**Exercise goal**
Of all the lines in the material, count those containing the string "true" and write only the resulting number.

**Given records**
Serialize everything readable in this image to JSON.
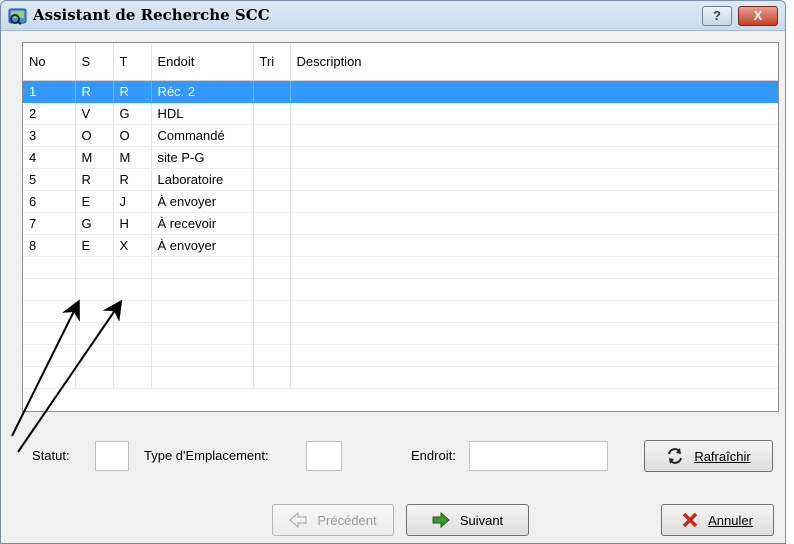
{
  "window": {
    "title": "Assistant de Recherche SCC",
    "help_label": "?",
    "close_label": "X"
  },
  "grid": {
    "columns": [
      "No",
      "S",
      "T",
      "Endoit",
      "Tri",
      "Description"
    ],
    "rows": [
      {
        "no": "1",
        "s": "R",
        "t": "R",
        "endoit": "Réc. 2",
        "tri": "",
        "description": "",
        "selected": true
      },
      {
        "no": "2",
        "s": "V",
        "t": "G",
        "endoit": "HDL",
        "tri": "",
        "description": ""
      },
      {
        "no": "3",
        "s": "O",
        "t": "O",
        "endoit": "Commandé",
        "tri": "",
        "description": ""
      },
      {
        "no": "4",
        "s": "M",
        "t": "M",
        "endoit": "site P-G",
        "tri": "",
        "description": ""
      },
      {
        "no": "5",
        "s": "R",
        "t": "R",
        "endoit": "Laboratoire",
        "tri": "",
        "description": ""
      },
      {
        "no": "6",
        "s": "E",
        "t": "J",
        "endoit": "À envoyer",
        "tri": "",
        "description": ""
      },
      {
        "no": "7",
        "s": "G",
        "t": "H",
        "endoit": "À recevoir",
        "tri": "",
        "description": ""
      },
      {
        "no": "8",
        "s": "E",
        "t": "X",
        "endoit": "À envoyer",
        "tri": "",
        "description": ""
      }
    ],
    "selection_color": "#3399ff"
  },
  "filters": {
    "statut_label": "Statut:",
    "statut_value": "",
    "type_label": "Type d'Emplacement:",
    "type_value": "",
    "endroit_label": "Endroit:",
    "endroit_value": ""
  },
  "buttons": {
    "refresh": "Rafraîchir",
    "previous": "Précédent",
    "next": "Suivant",
    "cancel": "Annuler"
  },
  "icons": {
    "refresh": "refresh-icon",
    "previous": "arrow-left-icon",
    "next": "arrow-right-icon",
    "cancel": "cross-icon"
  }
}
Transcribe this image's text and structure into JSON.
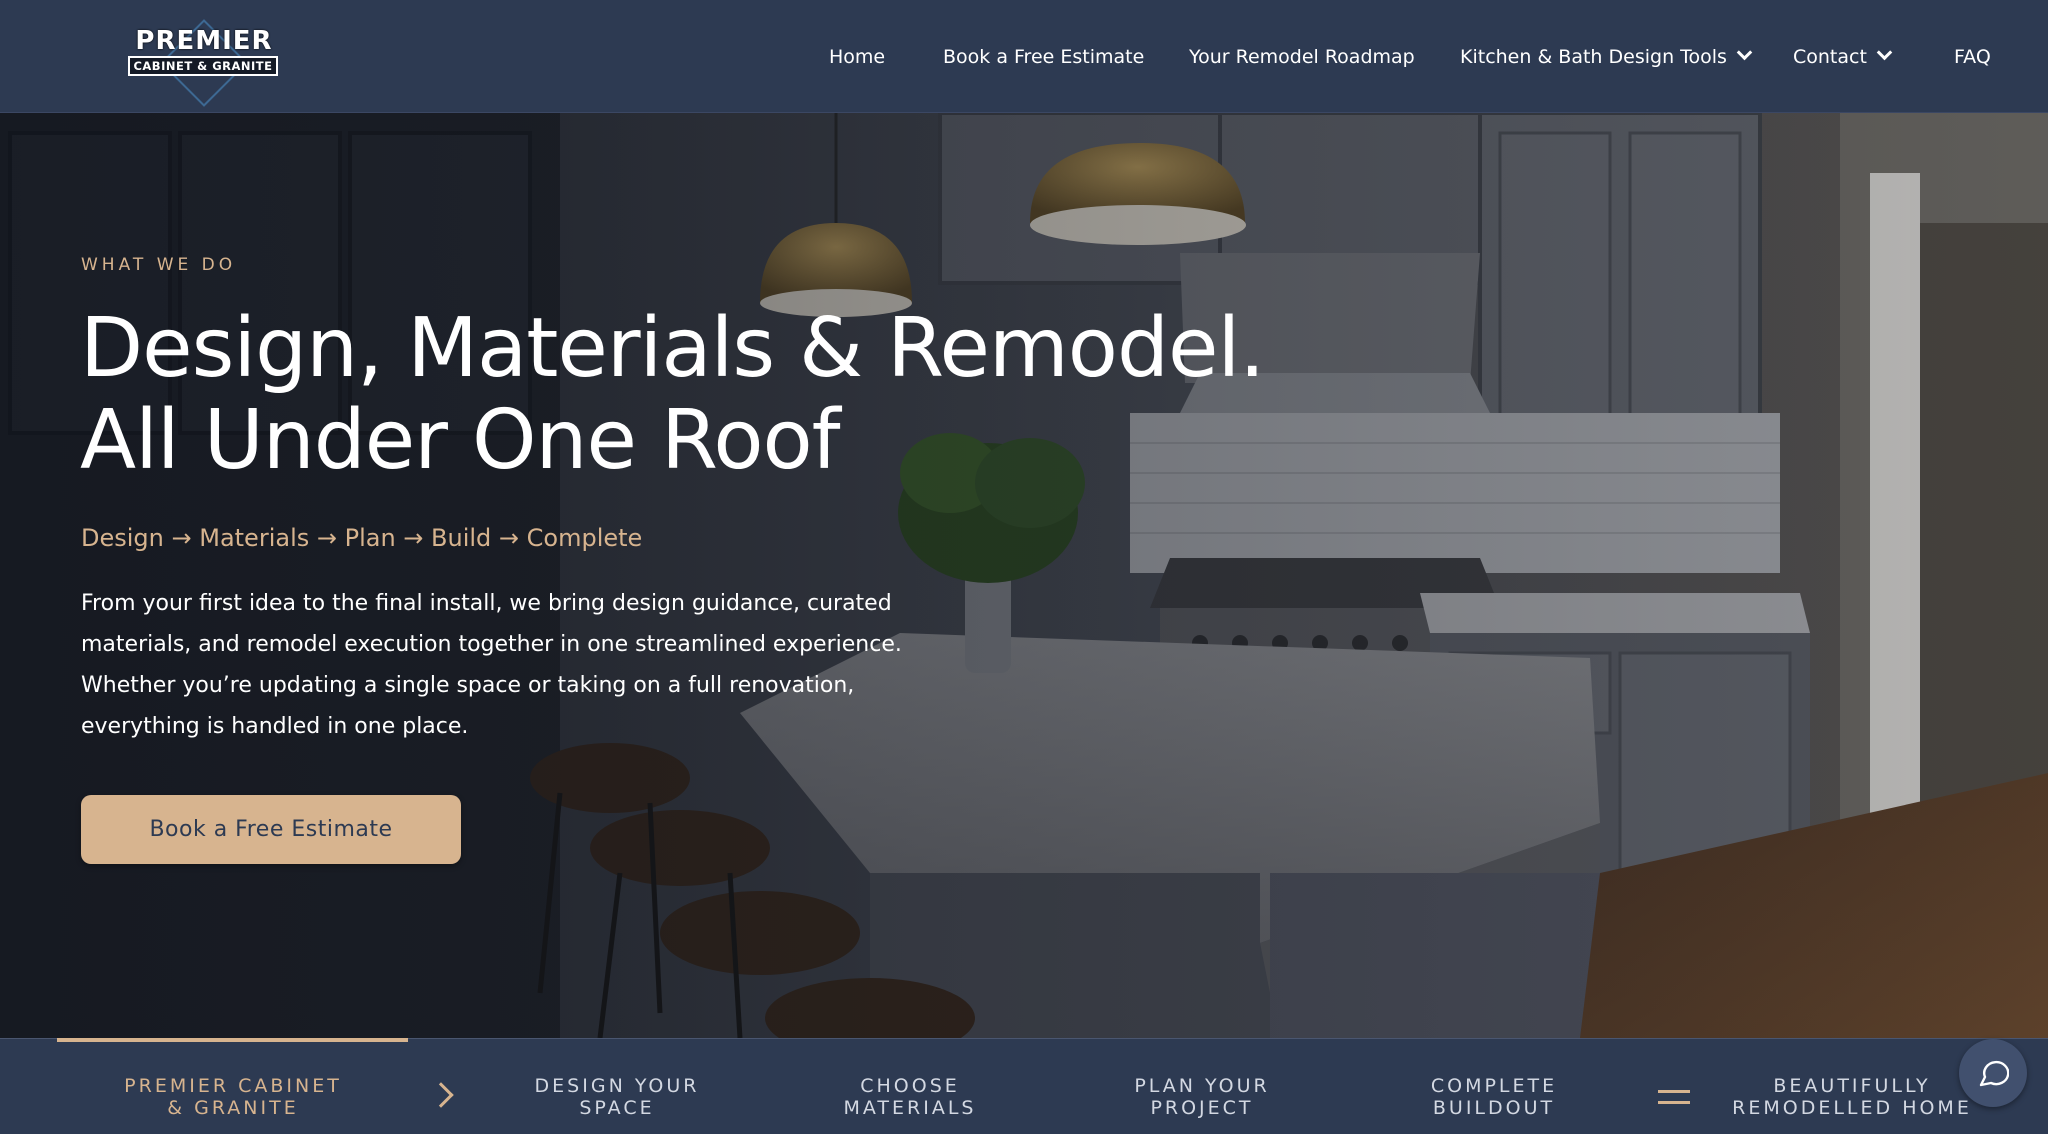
{
  "header": {
    "logo": {
      "top": "PREMIER",
      "bottom": "CABINET & GRANITE"
    },
    "nav": [
      {
        "label": "Home",
        "dropdown": false
      },
      {
        "label": "Book a Free Estimate",
        "dropdown": false
      },
      {
        "label": "Your Remodel Roadmap",
        "dropdown": false
      },
      {
        "label": "Kitchen & Bath Design Tools",
        "dropdown": true
      },
      {
        "label": "Contact",
        "dropdown": true
      },
      {
        "label": "FAQ",
        "dropdown": false
      }
    ]
  },
  "hero": {
    "eyebrow": "WHAT WE DO",
    "headline_line1": "Design, Materials & Remodel.",
    "headline_line2": "All Under One Roof",
    "steps_line": "Design → Materials → Plan → Build → Complete",
    "body": "From your first idea to the final install, we bring design guidance, curated materials, and remodel execution together in one streamlined experience. Whether you’re updating a single space or taking on a full renovation, everything is handled in one place.",
    "cta_label": "Book a Free Estimate",
    "background_icon": "kitchen-photo"
  },
  "process": {
    "steps": [
      {
        "line1": "PREMIER CABINET",
        "line2": "& GRANITE",
        "active": true
      },
      {
        "line1": "DESIGN YOUR",
        "line2": "SPACE",
        "active": false
      },
      {
        "line1": "CHOOSE",
        "line2": "MATERIALS",
        "active": false
      },
      {
        "line1": "PLAN YOUR",
        "line2": "PROJECT",
        "active": false
      },
      {
        "line1": "COMPLETE",
        "line2": "BUILDOUT",
        "active": false
      },
      {
        "line1": "BEAUTIFULLY",
        "line2": "REMODELLED HOME",
        "active": false
      }
    ]
  },
  "chat": {
    "icon": "chat-bubble-icon"
  },
  "colors": {
    "navy": "#2d3a52",
    "accent_gold": "#d7b48f",
    "white": "#ffffff"
  }
}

**Exercise result**
4